TASK DIRECTIONS: Scan the entries below and tally the lines that include "azerbaijan". Return nothing but the tally.

START RECORDS FOR THE TASK

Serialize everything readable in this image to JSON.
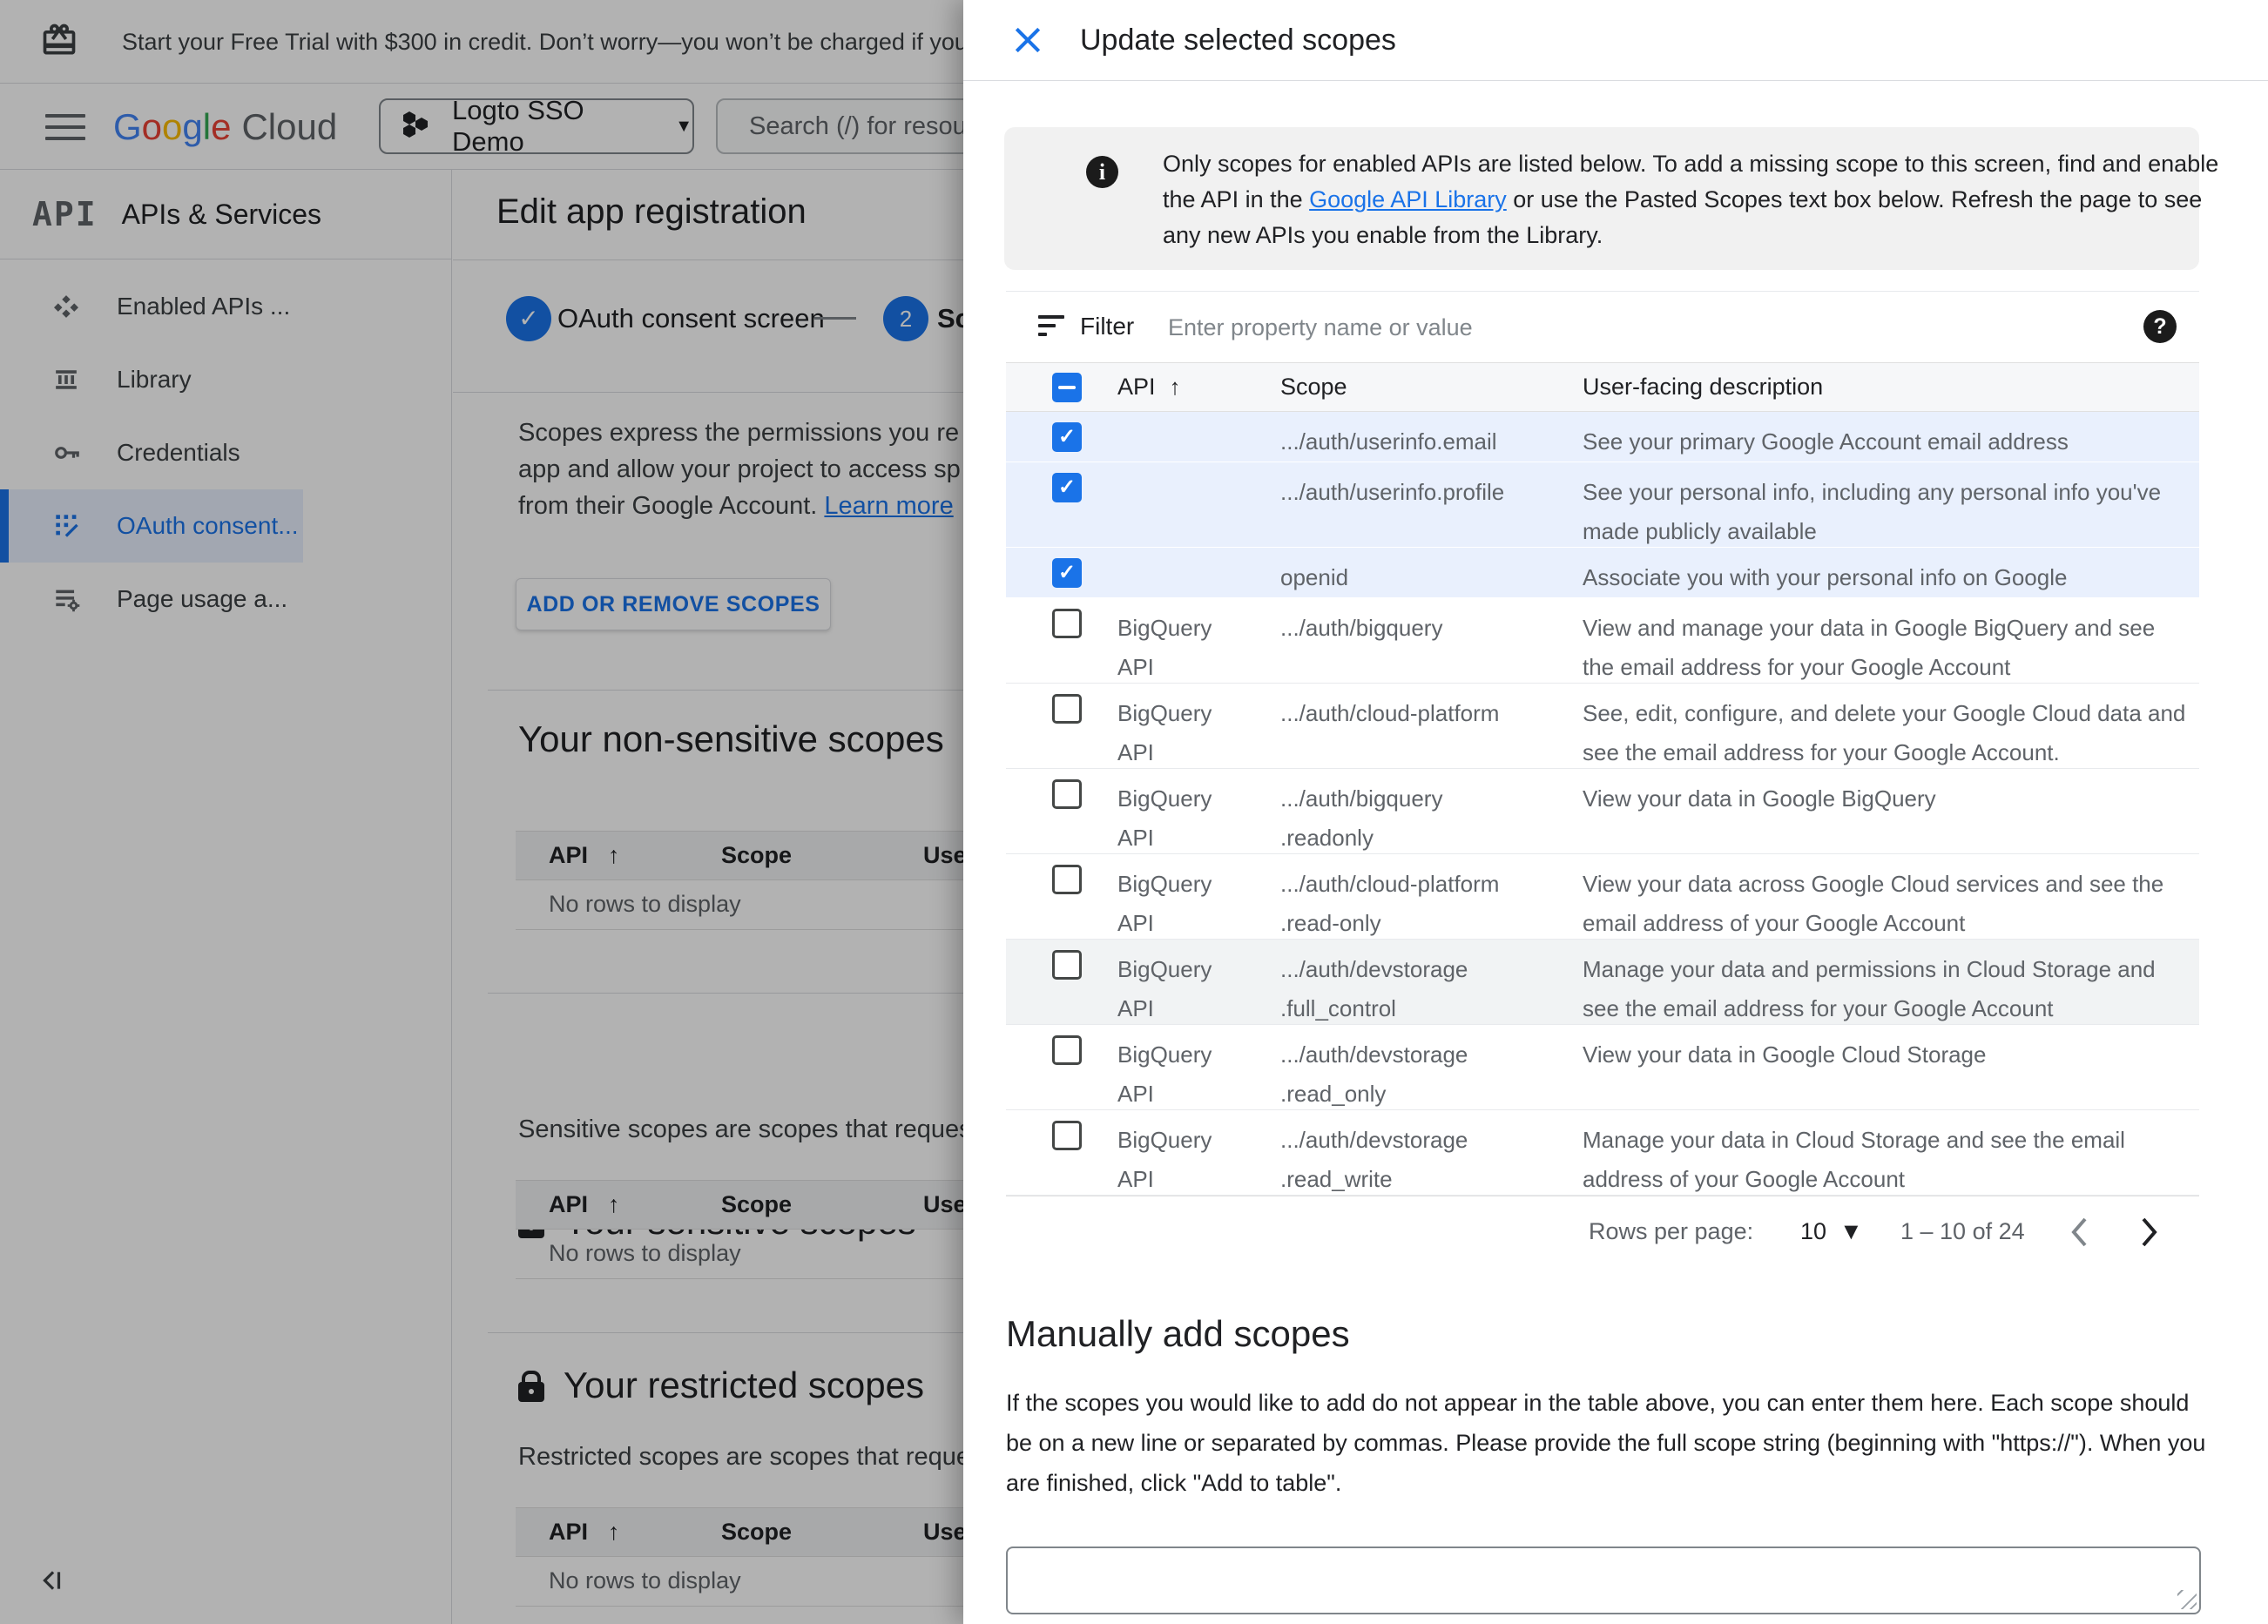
{
  "banner": {
    "text": "Start your Free Trial with $300 in credit. Don’t worry—you won’t be charged if you run out of c"
  },
  "header": {
    "logo_letters": [
      "G",
      "o",
      "o",
      "g",
      "l",
      "e"
    ],
    "logo_cloud": "Cloud",
    "project": "Logto SSO Demo",
    "search_placeholder": "Search (/) for resou"
  },
  "sidebar": {
    "logo": "API",
    "title": "APIs & Services",
    "items": [
      {
        "label": "Enabled APIs ...",
        "icon": "enabled-apis-icon",
        "selected": false
      },
      {
        "label": "Library",
        "icon": "library-icon",
        "selected": false
      },
      {
        "label": "Credentials",
        "icon": "credentials-icon",
        "selected": false
      },
      {
        "label": "OAuth consent...",
        "icon": "oauth-consent-icon",
        "selected": true
      },
      {
        "label": "Page usage a...",
        "icon": "page-usage-icon",
        "selected": false
      }
    ]
  },
  "main": {
    "title": "Edit app registration",
    "stepper": {
      "step1_label": "OAuth consent screen",
      "step2_number": "2",
      "step2_label": "Sco"
    },
    "intro_lines": [
      "Scopes express the permissions you re",
      "app and allow your project to access sp",
      "from their Google Account."
    ],
    "learn_more_label": "Learn more",
    "add_scopes_button": "ADD OR REMOVE SCOPES",
    "table_headers": {
      "api": "API",
      "sort": "↑",
      "scope": "Scope",
      "user": "User-"
    },
    "no_rows_text": "No rows to display",
    "sections": [
      {
        "title": "Your non-sensitive scopes",
        "desc": ""
      },
      {
        "title": "Your sensitive scopes",
        "desc": "Sensitive scopes are scopes that request acc"
      },
      {
        "title": "Your restricted scopes",
        "desc": "Restricted scopes are scopes that request ac"
      }
    ]
  },
  "panel": {
    "title": "Update selected scopes",
    "info": {
      "before": "Only scopes for enabled APIs are listed below. To add a missing scope to this screen, find and enable the API in the ",
      "link": "Google API Library",
      "after": " or use the Pasted Scopes text box below. Refresh the page to see any new APIs you enable from the Library."
    },
    "filter": {
      "label": "Filter",
      "placeholder": "Enter property name or value",
      "help_icon": "?"
    },
    "table": {
      "headers": {
        "api": "API",
        "sort": "↑",
        "scope": "Scope",
        "desc": "User-facing description"
      },
      "rows": [
        {
          "checked": true,
          "selected": true,
          "api": "",
          "scope_lines": [
            ".../auth/userinfo.email"
          ],
          "desc": "See your primary Google Account email address"
        },
        {
          "checked": true,
          "selected": true,
          "api": "",
          "scope_lines": [
            ".../auth/userinfo.profile"
          ],
          "desc": "See your personal info, including any personal info you've made publicly available"
        },
        {
          "checked": true,
          "selected": true,
          "api": "",
          "scope_lines": [
            "openid"
          ],
          "desc": "Associate you with your personal info on Google"
        },
        {
          "checked": false,
          "api": "BigQuery API",
          "scope_lines": [
            ".../auth/bigquery"
          ],
          "desc": "View and manage your data in Google BigQuery and see the email address for your Google Account"
        },
        {
          "checked": false,
          "api": "BigQuery API",
          "scope_lines": [
            ".../auth/cloud-platform"
          ],
          "desc": "See, edit, configure, and delete your Google Cloud data and see the email address for your Google Account."
        },
        {
          "checked": false,
          "api": "BigQuery API",
          "scope_lines": [
            ".../auth/bigquery",
            ".readonly"
          ],
          "desc": "View your data in Google BigQuery"
        },
        {
          "checked": false,
          "api": "BigQuery API",
          "scope_lines": [
            ".../auth/cloud-platform",
            ".read-only"
          ],
          "desc": "View your data across Google Cloud services and see the email address of your Google Account"
        },
        {
          "checked": false,
          "hover": true,
          "api": "BigQuery API",
          "scope_lines": [
            ".../auth/devstorage",
            ".full_control"
          ],
          "desc": "Manage your data and permissions in Cloud Storage and see the email address for your Google Account"
        },
        {
          "checked": false,
          "api": "BigQuery API",
          "scope_lines": [
            ".../auth/devstorage",
            ".read_only"
          ],
          "desc": "View your data in Google Cloud Storage"
        },
        {
          "checked": false,
          "api": "BigQuery API",
          "scope_lines": [
            ".../auth/devstorage",
            ".read_write"
          ],
          "desc": "Manage your data in Cloud Storage and see the email address of your Google Account"
        }
      ]
    },
    "pagination": {
      "label": "Rows per page:",
      "value": "10",
      "caret": "▼",
      "range": "1 – 10 of 24"
    },
    "manual": {
      "title": "Manually add scopes",
      "body": "If the scopes you would like to add do not appear in the table above, you can enter them here. Each scope should be on a new line or separated by commas. Please provide the full scope string (beginning with \"https://\"). When you are finished, click \"Add to table\".",
      "textarea_value": ""
    }
  },
  "icons": {
    "gift-icon": "gift",
    "menu-icon": "hamburger",
    "project-picker-icon": "hexagons",
    "dropdown-caret-icon": "▼",
    "close-icon": "✕",
    "info-icon": "i",
    "help-icon": "?",
    "filter-icon": "filter-list",
    "sort-ascending-icon": "↑",
    "check-icon": "✓",
    "lock-icon": "lock",
    "prev-page-icon": "‹",
    "next-page-icon": "›",
    "collapse-panel-icon": "‹|"
  },
  "colors": {
    "accent": "#1a73e8",
    "selected_row": "#e9f0fd",
    "link": "#1a73e8",
    "scrim": "rgba(0,0,0,0.30)"
  }
}
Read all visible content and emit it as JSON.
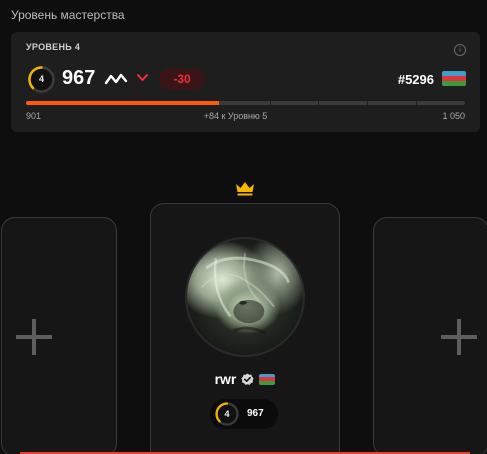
{
  "section": {
    "title": "Уровень мастерства"
  },
  "level_card": {
    "level_label": "УРОВЕНЬ 4",
    "level_number": "4",
    "elo": "967",
    "trend_icon": "trend-wave-icon",
    "direction_icon": "chevron-down-icon",
    "elo_change": "-30",
    "rank": "#5296",
    "country_flag": "flag-azerbaijan-icon",
    "progress": {
      "min_label": "901",
      "max_label": "1 050",
      "to_next_label": "+84 к Уровню 5",
      "fraction": 0.44
    },
    "info_icon": "info-icon"
  },
  "lobby": {
    "leader_icon": "crown-icon",
    "empty_slot_icon": "plus-icon",
    "player": {
      "name": "rwr",
      "verified_icon": "verified-badge-icon",
      "country_flag": "flag-azerbaijan-icon",
      "level": "4",
      "elo": "967"
    }
  },
  "colors": {
    "accent_orange": "#ff5a0a",
    "negative_red": "#f0313b",
    "crown_gold": "#f5b400",
    "background": "#0e0e0e",
    "card": "#1e1e1e"
  }
}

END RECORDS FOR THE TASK

PROBLEM SOLUTION: 2